Businesses were going to need support and be able to talk through the issues with banks, and with the banks saying: ‘Hey look we can help you through this’. ‘We can do this’, he said.
Orr conceded it was possible as we got further into the economic downturn that banks might put the "shutters" down on lending.
“I think there is a risk. And that’s why we’ve been working to try to mitigate that risk.
“Put it this way: They [the banks] won’t be able to blame anyone else other than themselves.
"We have really opened our shoulders up around saying: You’ve got the head space, you’ve got the room, you need the culture and the conduct that we’ve been talking about for the last few years to get out and think about the long term economic well-being of your customer, which equals the long term economic well-being of your shareholder."
Having slashed the Official Cash Rate from 1% to just 0.25% and promising to keep it there for 12 months, the RBNZ has signalled that the next likely monetary policy move will be to buy Government bonds on the secondary market, which will inject liquidity into the system.
Beyond this, Orr says there's a number of other things that the central bank will be able to do potentially to assist the banks.

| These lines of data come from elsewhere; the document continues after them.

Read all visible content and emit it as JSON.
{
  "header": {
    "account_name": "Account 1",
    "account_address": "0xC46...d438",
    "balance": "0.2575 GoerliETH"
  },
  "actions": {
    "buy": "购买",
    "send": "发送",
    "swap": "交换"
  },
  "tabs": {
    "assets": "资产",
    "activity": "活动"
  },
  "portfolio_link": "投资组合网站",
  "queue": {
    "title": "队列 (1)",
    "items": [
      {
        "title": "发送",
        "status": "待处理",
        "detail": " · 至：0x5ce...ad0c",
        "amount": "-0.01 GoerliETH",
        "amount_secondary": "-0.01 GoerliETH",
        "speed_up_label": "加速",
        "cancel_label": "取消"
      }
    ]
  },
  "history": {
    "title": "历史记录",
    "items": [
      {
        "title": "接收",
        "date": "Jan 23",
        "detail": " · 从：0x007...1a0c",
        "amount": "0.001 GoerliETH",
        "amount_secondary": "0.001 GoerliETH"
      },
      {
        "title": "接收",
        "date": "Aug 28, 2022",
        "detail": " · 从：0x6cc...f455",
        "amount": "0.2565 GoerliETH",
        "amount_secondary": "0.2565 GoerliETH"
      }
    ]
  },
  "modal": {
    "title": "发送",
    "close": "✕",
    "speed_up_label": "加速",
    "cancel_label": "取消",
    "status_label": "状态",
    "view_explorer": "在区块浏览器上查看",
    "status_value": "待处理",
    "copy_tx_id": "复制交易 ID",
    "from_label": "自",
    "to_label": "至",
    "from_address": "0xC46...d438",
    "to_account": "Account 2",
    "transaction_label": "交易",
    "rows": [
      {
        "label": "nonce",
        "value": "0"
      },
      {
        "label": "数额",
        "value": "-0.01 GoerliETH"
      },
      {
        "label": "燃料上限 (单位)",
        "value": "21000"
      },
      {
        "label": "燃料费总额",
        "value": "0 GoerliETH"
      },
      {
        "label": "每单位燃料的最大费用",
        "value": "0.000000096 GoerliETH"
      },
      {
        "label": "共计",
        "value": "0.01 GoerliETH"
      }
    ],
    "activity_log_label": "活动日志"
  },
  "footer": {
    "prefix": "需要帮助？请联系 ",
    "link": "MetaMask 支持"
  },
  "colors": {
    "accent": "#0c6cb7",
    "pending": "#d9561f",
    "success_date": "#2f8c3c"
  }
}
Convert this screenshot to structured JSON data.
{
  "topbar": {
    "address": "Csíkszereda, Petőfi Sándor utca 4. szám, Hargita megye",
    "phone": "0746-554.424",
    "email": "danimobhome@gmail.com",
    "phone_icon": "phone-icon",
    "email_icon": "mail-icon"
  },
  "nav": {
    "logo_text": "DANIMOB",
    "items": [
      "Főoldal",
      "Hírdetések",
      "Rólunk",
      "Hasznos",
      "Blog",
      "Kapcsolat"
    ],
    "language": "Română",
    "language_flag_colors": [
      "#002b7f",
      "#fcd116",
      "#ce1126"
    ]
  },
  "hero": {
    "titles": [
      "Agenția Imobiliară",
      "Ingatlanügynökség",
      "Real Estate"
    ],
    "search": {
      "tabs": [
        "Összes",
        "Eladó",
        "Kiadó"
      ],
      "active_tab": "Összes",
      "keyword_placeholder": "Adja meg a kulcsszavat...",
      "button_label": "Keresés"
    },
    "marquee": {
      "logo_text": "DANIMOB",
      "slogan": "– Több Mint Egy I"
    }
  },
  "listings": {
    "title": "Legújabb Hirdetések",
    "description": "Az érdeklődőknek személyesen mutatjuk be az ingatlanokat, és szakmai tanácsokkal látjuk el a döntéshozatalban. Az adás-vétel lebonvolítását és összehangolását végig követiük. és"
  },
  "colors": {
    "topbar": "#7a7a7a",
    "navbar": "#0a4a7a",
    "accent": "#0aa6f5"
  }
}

One thing for example would be to buy the banks' assets under the RBNZ's 'term auction facility'. This was done during the Global Financial Crisis and assisted the banks "significantly", Orr said. This basically involves taking a parcel of bank mortgage loans, bundling them up, and putting them on the RBNZ balance sheet. The bank gets cash.
Another possibility is for the RBNZ to provide term lending itself. “We can do it direct," Orr says, by going straight into markets to provide core term lending.
And another potential is for the RBNZ to swap floating interest rates for a fixed interest rate term. This frees up capital in the 'foreign exchange swap market'.
Orr praised the banks for a "remarkable quick reaction" in terms of cutting rates after the emergency OCR cut on Monday. He said the RBNZ was keeping "very close" to the banks.
“We spend an enormous amount of time and even more at the moment ensuring that they are behaving how we need them to behave.
“They are in every household in New Zealand those banks and they have the ability to reach out and be incredibly useful through the long period of time.
“What we’ve seen in the past is that banks themselves if they start contracting because of some other short term concern then that can lead to the negative circle rather than a virtuous circle. So we are working close with the banks.”